Source material START

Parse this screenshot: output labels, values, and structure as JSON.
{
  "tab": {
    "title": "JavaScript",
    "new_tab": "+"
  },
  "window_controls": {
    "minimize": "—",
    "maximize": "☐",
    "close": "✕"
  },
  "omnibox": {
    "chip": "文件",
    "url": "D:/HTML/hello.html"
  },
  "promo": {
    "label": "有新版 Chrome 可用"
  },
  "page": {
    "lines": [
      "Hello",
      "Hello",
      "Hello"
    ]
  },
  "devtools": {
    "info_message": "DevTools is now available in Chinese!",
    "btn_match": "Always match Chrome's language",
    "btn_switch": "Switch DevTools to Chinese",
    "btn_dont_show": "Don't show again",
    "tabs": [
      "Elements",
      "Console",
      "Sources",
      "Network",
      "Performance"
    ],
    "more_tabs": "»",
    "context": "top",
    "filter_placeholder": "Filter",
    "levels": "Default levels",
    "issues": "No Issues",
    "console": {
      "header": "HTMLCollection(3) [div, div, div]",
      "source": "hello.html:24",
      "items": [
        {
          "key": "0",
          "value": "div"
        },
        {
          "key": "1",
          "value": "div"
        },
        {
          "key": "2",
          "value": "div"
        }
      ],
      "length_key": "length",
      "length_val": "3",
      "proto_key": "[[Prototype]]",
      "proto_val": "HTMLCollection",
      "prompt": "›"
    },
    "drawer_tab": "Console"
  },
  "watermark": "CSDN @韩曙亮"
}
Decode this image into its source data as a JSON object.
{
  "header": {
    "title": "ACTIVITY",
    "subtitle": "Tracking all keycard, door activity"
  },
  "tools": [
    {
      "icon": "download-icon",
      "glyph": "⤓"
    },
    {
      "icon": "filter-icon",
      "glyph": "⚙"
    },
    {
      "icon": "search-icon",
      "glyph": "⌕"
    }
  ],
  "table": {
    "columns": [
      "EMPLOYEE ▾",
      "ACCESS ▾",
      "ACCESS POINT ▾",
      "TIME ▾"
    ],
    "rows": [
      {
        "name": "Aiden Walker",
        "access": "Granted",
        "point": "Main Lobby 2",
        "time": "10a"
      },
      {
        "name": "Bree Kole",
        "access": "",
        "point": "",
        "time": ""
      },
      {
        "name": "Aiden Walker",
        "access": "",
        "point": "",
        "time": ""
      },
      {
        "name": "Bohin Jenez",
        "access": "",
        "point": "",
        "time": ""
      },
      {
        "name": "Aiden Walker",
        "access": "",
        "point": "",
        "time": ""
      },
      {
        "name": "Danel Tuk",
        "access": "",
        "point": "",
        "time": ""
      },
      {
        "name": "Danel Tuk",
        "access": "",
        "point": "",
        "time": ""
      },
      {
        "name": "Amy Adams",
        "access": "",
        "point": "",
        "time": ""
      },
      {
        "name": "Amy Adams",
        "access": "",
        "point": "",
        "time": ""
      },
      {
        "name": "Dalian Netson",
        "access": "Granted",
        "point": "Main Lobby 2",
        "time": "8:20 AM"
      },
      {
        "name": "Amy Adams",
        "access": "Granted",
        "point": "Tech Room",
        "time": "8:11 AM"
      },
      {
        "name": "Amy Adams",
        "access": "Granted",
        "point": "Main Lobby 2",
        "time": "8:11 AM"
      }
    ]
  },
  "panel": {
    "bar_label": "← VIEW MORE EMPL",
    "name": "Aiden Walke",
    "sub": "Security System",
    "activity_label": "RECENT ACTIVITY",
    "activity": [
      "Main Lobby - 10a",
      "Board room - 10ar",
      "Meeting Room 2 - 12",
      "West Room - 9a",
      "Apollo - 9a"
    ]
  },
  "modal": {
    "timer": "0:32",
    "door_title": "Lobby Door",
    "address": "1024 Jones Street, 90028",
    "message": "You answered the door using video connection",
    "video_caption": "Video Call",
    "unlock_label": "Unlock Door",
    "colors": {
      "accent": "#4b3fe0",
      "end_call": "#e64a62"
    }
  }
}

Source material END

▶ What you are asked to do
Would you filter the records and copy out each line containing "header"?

▶ Answer space
      "header": "HTMLCollection(3) [div, div, div]",
  "header": {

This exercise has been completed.